*** Block opens ***

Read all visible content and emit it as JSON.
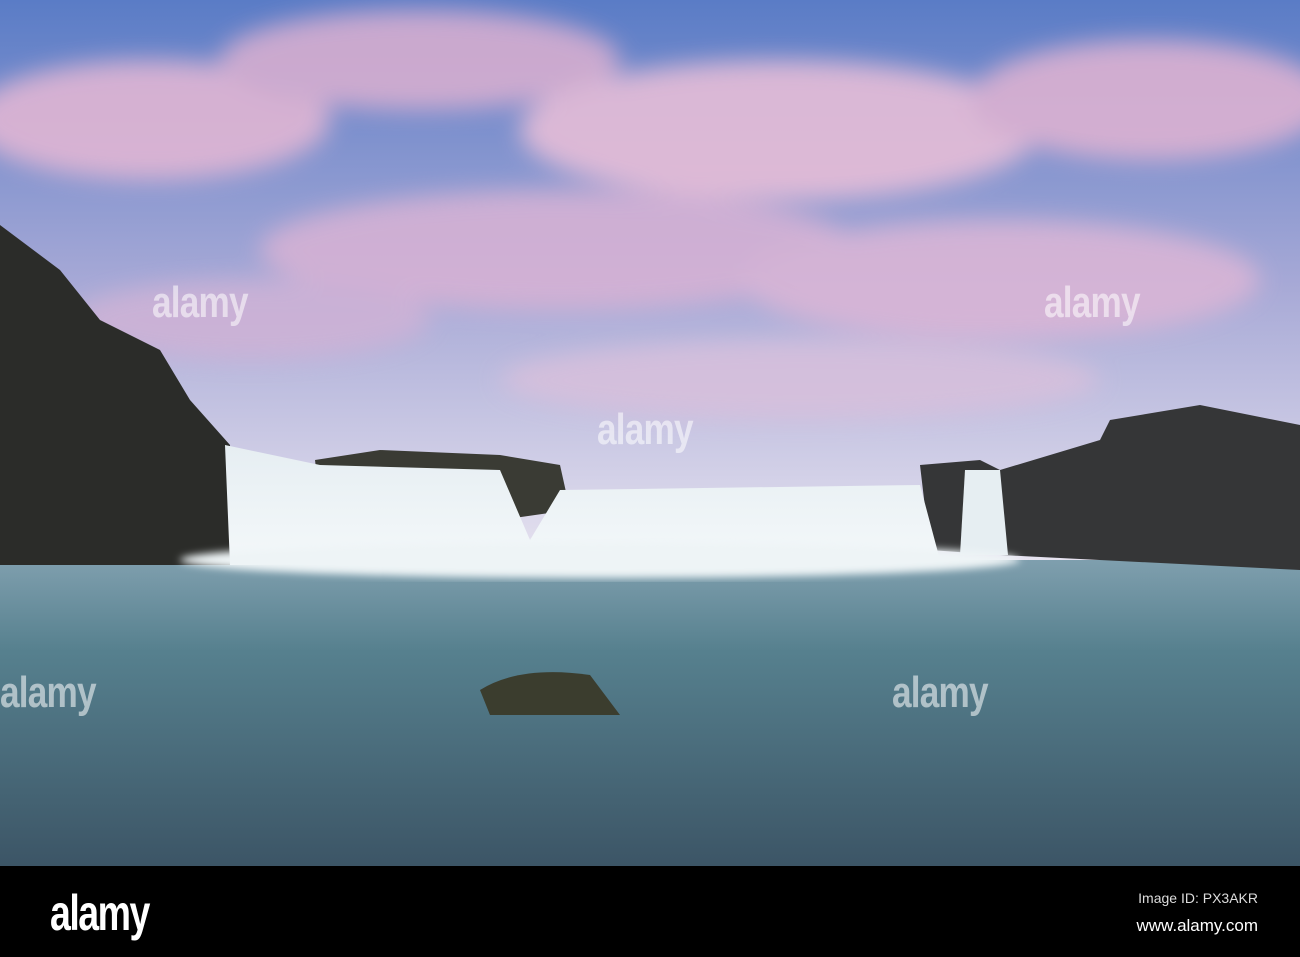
{
  "photo": {
    "subject": "waterfall",
    "colors": {
      "sky_blue": "#5b7fc4",
      "cloud_pink": "#e2b6d3",
      "water": "#4d6e7c",
      "rock": "#2a2a28"
    }
  },
  "watermark": {
    "text": "alamy"
  },
  "footer": {
    "logo": "alamy",
    "image_id": "Image ID: PX3AKR",
    "url": "www.alamy.com"
  }
}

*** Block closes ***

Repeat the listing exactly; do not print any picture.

■ **Answer**:
Read all visible content and emit it as JSON.
{
  "photo": {
    "subject": "waterfall",
    "colors": {
      "sky_blue": "#5b7fc4",
      "cloud_pink": "#e2b6d3",
      "water": "#4d6e7c",
      "rock": "#2a2a28"
    }
  },
  "watermark": {
    "text": "alamy"
  },
  "footer": {
    "logo": "alamy",
    "image_id": "Image ID: PX3AKR",
    "url": "www.alamy.com"
  }
}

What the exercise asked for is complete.